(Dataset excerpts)
⁂

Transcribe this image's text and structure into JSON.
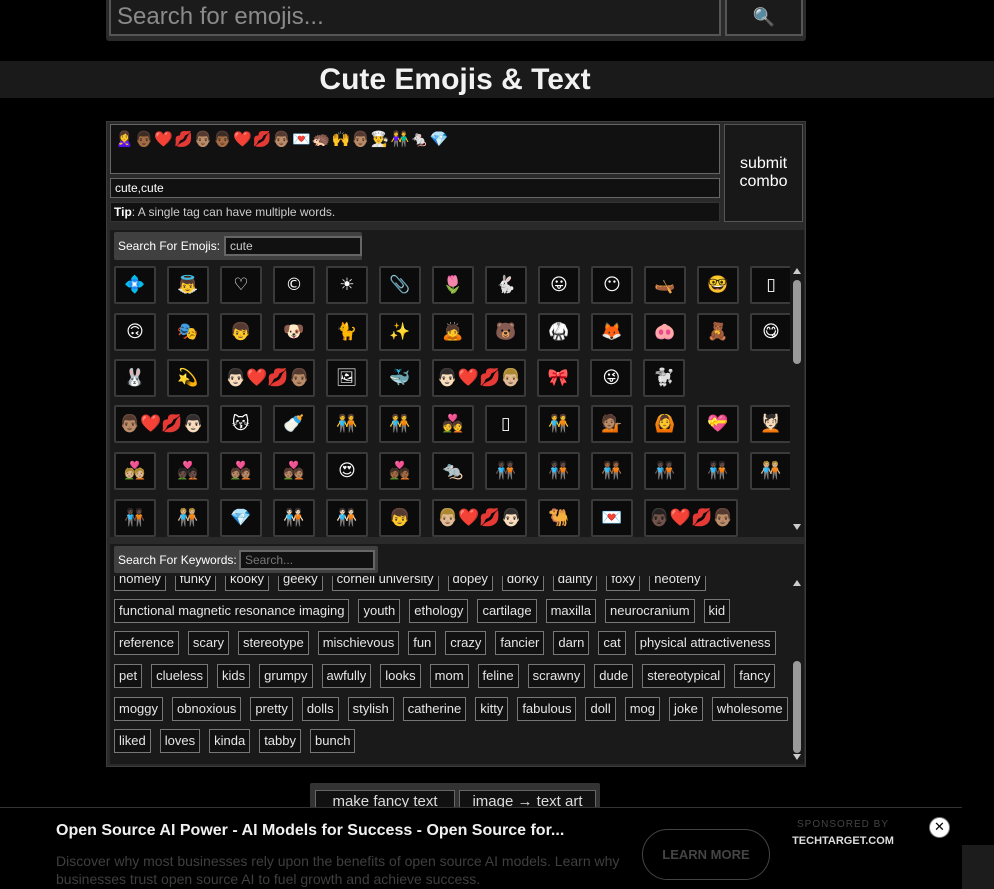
{
  "search": {
    "placeholder": "Search for emojis...",
    "button_icon": "🔍"
  },
  "page_title": "Cute Emojis & Text",
  "combo": {
    "emojis": "🙎‍♀️👨🏾❤️💋👨🏽👨🏾❤️💋👨🏽💌🦔🙌👨🏽👨‍🍳👫🐁💎",
    "tags_value": "cute,cute",
    "tip_label": "Tip",
    "tip_text": ": A single tag can have multiple words.",
    "submit_label": "submit combo"
  },
  "emoji_search": {
    "label": "Search For Emojis:",
    "value": "cute"
  },
  "emoji_rows": [
    [
      "💠",
      "👼",
      "♡",
      "©",
      "☀",
      "📎",
      "🌷",
      "🐇",
      "😛",
      "😶",
      "🛶",
      "🤓",
      "▯",
      "🐱"
    ],
    [
      "🙃",
      "🎭",
      "👦",
      "🐶",
      "🐈",
      "✨",
      "🙇",
      "🐻",
      "🥋",
      "🦊",
      "🐽",
      "🧸",
      "😋"
    ],
    [
      "🐰",
      "💫",
      "👨🏻❤️💋👨🏽",
      "🖼",
      "🐳",
      "👨🏻❤️💋👨🏼",
      "🎀",
      "😜",
      "🐩"
    ],
    [
      "👨🏽❤️💋👨🏻",
      "😽",
      "🍼",
      "🧑‍🤝‍🧑",
      "🧑‍🤝‍🧑",
      "💑",
      "▯",
      "🧑‍🤝‍🧑",
      "💁🏽",
      "🙆",
      "💝",
      "💆🏻"
    ],
    [
      "💑🏼",
      "💑🏿",
      "💑🏽",
      "💑🏽",
      "😍",
      "💑🏾",
      "🐀",
      "🧑🏿‍🤝‍🧑🏿",
      "🧑🏿‍🤝‍🧑🏿",
      "🧑🏾‍🤝‍🧑🏾",
      "🧑🏿‍🤝‍🧑🏿",
      "🧑🏿‍🤝‍🧑🏿",
      "🧑🏼‍🤝‍🧑🏼"
    ],
    [
      "🧑🏿‍🤝‍🧑🏿",
      "🧑🏼‍🤝‍🧑🏼",
      "💎",
      "🧑🏻‍🤝‍🧑🏻",
      "🧑🏻‍🤝‍🧑🏻",
      "👦",
      "👨🏼❤️💋👨🏻",
      "🐫",
      "💌",
      "👨🏿❤️💋👨🏽"
    ]
  ],
  "keyword_search": {
    "label": "Search For Keywords:",
    "placeholder": "Search..."
  },
  "keyword_rows": [
    [
      "homely",
      "funky",
      "kooky",
      "geeky",
      "cornell university",
      "dopey",
      "dorky",
      "dainty",
      "foxy",
      "neoteny"
    ],
    [
      "functional magnetic resonance imaging",
      "youth",
      "ethology",
      "cartilage",
      "maxilla",
      "neurocranium",
      "kid"
    ],
    [
      "reference",
      "scary",
      "stereotype",
      "mischievous",
      "fun",
      "crazy",
      "fancier",
      "darn",
      "cat",
      "physical attractiveness"
    ],
    [
      "pet",
      "clueless",
      "kids",
      "grumpy",
      "awfully",
      "looks",
      "mom",
      "feline",
      "scrawny",
      "dude",
      "stereotypical",
      "fancy"
    ],
    [
      "moggy",
      "obnoxious",
      "pretty",
      "dolls",
      "stylish",
      "catherine",
      "kitty",
      "fabulous",
      "doll",
      "mog",
      "joke",
      "wholesome"
    ],
    [
      "liked",
      "loves",
      "kinda",
      "tabby",
      "bunch"
    ]
  ],
  "bottom_tabs": [
    "make fancy text",
    "image → text art"
  ],
  "ad": {
    "title": "Open Source AI Power - AI Models for Success - Open Source for...",
    "description": "Discover why most businesses rely upon the benefits of open source AI models. Learn why businesses trust open source AI to fuel growth and achieve success.",
    "cta": "LEARN MORE",
    "sponsored_label": "SPONSORED BY",
    "brand": "TECHTARGET.COM",
    "close_icon": "✕"
  }
}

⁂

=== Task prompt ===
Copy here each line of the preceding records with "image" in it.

=== Expected answer ===
Transcribe this image's text and structure into JSON.
    "image → text art"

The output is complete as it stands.